-- WORK INSTRUCTIONS --
Your answer should repeat every line of the records below in which the word "JSON" appears.

Web page and app entries:
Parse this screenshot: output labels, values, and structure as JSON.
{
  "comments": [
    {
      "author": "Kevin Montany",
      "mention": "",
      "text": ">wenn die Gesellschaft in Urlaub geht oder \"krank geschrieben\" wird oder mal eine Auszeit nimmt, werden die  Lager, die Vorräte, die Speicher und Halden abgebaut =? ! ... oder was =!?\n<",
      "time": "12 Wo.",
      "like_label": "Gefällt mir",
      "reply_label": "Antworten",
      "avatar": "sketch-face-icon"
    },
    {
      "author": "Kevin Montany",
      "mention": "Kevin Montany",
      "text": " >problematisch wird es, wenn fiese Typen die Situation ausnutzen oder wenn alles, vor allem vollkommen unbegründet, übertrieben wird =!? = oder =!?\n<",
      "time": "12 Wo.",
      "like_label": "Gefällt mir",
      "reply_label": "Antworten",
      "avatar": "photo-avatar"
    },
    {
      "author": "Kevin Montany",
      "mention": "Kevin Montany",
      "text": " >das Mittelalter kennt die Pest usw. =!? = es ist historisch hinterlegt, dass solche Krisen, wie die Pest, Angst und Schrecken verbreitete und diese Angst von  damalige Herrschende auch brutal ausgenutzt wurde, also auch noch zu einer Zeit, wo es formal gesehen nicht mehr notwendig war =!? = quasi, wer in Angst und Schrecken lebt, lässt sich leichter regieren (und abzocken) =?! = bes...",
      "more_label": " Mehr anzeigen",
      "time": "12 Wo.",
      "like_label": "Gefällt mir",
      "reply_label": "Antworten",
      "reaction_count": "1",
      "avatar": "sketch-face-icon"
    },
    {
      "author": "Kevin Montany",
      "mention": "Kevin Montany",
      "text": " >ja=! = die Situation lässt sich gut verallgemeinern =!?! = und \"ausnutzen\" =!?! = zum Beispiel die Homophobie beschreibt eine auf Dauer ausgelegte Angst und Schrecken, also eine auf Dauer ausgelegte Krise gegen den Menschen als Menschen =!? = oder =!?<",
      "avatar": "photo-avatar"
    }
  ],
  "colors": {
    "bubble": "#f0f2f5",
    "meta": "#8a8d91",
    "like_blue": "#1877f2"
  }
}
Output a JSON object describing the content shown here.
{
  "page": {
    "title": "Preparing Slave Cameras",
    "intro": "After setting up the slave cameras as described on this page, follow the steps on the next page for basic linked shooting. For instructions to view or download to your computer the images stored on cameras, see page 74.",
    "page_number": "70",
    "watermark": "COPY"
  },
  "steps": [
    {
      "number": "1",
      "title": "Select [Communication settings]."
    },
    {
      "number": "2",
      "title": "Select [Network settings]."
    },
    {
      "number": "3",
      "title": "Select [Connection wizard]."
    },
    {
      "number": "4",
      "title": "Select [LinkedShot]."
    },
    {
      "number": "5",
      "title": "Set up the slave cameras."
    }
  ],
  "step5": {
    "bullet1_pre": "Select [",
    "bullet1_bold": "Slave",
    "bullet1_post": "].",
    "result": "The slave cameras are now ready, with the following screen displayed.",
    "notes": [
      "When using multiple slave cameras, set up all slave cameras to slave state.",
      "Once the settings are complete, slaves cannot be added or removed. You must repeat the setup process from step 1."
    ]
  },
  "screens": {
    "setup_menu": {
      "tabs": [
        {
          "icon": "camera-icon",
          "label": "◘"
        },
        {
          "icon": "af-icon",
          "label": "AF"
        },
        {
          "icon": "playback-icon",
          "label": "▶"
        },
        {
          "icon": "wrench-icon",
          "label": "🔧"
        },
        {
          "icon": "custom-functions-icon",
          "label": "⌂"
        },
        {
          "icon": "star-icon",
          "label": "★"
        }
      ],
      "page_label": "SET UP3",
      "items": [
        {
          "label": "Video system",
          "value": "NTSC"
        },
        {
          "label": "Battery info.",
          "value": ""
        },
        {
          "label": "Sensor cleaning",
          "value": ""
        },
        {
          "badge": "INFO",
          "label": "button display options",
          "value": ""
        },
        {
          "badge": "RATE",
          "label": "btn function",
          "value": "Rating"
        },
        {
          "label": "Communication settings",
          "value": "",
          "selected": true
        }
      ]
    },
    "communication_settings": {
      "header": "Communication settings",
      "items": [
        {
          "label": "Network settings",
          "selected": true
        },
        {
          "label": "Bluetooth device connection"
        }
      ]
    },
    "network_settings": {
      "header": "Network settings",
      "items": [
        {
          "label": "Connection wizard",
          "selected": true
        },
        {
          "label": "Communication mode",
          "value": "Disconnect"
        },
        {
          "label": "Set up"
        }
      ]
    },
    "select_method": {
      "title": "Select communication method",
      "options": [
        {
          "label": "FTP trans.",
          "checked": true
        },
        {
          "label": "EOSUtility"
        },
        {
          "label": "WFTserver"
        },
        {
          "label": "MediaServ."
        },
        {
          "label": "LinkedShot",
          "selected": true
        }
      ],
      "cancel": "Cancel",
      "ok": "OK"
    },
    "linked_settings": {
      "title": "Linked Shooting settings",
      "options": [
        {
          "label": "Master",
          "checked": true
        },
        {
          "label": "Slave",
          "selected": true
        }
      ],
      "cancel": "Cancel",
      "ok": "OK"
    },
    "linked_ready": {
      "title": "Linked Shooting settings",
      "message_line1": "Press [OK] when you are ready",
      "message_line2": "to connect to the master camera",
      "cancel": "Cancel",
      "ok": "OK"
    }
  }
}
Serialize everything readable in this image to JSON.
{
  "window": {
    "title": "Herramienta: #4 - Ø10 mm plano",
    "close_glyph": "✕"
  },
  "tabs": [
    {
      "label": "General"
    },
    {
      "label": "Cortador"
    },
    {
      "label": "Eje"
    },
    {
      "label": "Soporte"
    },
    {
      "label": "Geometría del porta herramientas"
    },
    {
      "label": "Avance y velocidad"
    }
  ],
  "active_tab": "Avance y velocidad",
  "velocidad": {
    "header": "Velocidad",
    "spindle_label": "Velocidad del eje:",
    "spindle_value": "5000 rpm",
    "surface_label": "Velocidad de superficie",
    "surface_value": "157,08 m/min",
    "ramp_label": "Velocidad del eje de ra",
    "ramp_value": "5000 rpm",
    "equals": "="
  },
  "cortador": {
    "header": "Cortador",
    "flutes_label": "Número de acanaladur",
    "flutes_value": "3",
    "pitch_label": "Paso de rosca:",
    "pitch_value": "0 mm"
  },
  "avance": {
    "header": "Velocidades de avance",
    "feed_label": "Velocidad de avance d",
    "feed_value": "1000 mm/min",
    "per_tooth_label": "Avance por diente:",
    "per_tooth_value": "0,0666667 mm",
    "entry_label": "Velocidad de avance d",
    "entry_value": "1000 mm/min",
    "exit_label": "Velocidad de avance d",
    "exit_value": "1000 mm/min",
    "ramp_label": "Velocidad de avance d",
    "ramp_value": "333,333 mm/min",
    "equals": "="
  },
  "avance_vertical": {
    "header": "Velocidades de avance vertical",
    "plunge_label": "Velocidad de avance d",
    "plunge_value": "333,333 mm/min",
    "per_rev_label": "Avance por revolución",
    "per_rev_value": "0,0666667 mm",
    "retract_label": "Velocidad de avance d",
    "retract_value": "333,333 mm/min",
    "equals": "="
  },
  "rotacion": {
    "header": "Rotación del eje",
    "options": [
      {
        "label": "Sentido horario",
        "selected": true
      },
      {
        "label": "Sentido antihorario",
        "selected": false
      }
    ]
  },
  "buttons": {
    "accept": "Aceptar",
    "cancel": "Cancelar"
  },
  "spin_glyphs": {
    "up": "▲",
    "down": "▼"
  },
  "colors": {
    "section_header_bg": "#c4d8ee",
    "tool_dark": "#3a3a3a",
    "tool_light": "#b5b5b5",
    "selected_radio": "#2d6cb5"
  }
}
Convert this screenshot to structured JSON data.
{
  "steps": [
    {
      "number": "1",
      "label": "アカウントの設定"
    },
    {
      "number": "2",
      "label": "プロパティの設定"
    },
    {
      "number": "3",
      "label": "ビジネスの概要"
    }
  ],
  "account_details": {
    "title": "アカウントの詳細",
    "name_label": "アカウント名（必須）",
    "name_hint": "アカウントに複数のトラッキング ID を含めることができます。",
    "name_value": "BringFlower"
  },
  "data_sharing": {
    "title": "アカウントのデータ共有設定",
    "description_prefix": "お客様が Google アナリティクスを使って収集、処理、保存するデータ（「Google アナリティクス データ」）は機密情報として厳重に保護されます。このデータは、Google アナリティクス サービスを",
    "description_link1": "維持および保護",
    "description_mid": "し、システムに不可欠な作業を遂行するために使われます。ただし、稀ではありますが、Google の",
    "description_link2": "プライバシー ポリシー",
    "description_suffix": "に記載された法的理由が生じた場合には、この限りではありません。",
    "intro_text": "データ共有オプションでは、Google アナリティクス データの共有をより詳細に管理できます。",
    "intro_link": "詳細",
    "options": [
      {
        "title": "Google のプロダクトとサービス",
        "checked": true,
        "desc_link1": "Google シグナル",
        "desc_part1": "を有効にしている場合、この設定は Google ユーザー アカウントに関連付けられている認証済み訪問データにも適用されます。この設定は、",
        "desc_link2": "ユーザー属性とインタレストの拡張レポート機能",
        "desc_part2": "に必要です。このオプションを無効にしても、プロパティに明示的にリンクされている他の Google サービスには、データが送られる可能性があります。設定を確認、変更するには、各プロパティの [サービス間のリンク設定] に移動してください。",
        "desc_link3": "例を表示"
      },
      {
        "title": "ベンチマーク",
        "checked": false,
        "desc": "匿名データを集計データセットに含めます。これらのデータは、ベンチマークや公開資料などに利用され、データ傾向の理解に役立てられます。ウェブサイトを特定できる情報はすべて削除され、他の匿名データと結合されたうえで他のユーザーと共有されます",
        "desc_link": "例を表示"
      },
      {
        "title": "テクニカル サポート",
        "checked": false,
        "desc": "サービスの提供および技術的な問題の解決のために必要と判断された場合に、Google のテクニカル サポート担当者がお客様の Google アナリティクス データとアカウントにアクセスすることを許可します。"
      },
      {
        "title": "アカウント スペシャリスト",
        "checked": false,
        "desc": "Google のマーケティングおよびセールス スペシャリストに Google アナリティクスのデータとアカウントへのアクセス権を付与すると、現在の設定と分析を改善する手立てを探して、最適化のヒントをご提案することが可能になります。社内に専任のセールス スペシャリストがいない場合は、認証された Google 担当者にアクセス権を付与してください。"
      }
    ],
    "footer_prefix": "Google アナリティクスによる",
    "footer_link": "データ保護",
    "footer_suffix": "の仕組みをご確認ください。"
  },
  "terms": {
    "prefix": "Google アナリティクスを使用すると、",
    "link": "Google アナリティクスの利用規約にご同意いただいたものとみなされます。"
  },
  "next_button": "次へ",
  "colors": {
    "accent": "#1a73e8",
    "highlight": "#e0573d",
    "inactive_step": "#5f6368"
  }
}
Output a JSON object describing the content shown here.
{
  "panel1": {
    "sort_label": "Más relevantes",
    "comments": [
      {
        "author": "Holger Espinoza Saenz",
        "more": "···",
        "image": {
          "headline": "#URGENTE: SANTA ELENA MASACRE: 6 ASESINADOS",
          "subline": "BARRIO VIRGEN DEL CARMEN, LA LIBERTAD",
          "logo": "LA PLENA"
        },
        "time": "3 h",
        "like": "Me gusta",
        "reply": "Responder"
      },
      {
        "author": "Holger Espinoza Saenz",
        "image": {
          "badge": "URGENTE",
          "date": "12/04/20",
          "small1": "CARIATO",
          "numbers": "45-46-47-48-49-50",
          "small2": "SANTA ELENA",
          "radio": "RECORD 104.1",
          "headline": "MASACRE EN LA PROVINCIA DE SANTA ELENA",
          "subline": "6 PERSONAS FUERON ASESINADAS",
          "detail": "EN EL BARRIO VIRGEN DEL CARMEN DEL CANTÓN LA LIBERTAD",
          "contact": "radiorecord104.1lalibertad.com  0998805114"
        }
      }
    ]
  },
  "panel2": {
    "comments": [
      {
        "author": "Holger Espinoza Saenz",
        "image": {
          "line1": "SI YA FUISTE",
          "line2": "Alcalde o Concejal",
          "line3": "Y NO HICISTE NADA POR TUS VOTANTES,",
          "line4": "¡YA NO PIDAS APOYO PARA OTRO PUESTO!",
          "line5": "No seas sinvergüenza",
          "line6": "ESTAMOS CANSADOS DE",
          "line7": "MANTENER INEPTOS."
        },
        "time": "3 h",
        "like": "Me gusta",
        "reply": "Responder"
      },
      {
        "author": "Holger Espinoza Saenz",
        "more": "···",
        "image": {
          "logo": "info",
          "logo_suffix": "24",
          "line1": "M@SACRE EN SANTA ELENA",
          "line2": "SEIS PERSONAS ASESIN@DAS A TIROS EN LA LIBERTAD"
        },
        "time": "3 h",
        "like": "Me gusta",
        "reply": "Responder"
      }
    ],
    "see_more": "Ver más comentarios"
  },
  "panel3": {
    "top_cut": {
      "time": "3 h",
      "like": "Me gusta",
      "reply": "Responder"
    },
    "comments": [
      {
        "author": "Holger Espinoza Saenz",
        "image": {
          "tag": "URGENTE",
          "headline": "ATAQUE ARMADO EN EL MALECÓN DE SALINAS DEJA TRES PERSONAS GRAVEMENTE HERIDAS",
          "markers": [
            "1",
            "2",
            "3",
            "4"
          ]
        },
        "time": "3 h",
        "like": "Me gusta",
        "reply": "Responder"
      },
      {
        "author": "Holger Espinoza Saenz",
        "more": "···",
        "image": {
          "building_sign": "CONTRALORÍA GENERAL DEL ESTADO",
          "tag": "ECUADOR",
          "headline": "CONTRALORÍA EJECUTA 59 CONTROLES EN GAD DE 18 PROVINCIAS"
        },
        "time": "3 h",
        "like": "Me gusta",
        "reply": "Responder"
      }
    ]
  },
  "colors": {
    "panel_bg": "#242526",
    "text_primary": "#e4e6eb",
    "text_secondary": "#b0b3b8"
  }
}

-- ANSWER SPACE --
Parse this screenshot: output labels, values, and structure as JSON.
Output a JSON object describing the content shown here.
Serialize everything readable in this image to JSON.
Convert this screenshot to structured JSON data.
Output a JSON object describing the content shown here.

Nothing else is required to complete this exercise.